Eric Margolis, foreign correspondent and author of War at the Top of the World and American Raj, discusses his interview with the “eccentric” Col. Gaddafi during the Reagan administration; the Western media’s exaggeration of Libyan violence, which provides a pretext for US military intervention; how the neocons got their Middle East democratic revolution, but not in the countries they intended; the colonial history of Morocco and Algeria, and their current repressive police states; how Arab revolutions are propelled by large youth populations and bleak economic prospects; and why the Saudi monarchy will more likely be felled by internal strife than popular revolt.
MP3 here. (29:45)
Eric S. Margolis is an award-winning, internationally syndicated columnist. His articles appear in the New York Times, the International Herald Tribune, the Los Angeles Times, Times of London, the Gulf Times, the Khaleej Times and Dawn. He is a regular contributor to The Huffington Post. He appears as an expert on foreign affairs on CNN, BBC, France 2, France 24, Fox News, CTV and CBC.
As a war correspondent Margolis has covered conflicts in Angola, Namibia, South Africa, Mozambique, Sinai, Afghanistan, Kashmir, India, Pakistan, El Salvador and Nicaragua. He was among the first journalists to ever interview Libya’s Muammar Khadaffi and was among the first to be allowed access to KGB headquarters in Moscow. A veteran of many conflicts in the Middle East, Margolis recently was featured in a special appearance on Britain’s Sky News TV as “the man who got it right” in his predictions about the dangerous risks and entanglements the US would face in Iraq.

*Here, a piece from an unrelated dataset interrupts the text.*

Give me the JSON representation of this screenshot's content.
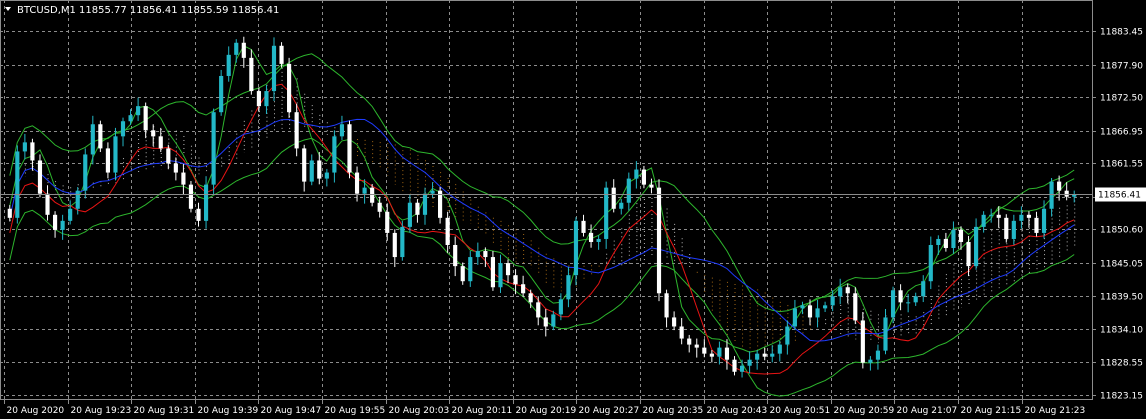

Margolis is the author of War at the Top of the World: The Struggle for Afghanistan, Kashmir and Tibet and American Raj: Liberation or Domination?: Resolving the Conflict Between the West and the Muslim World.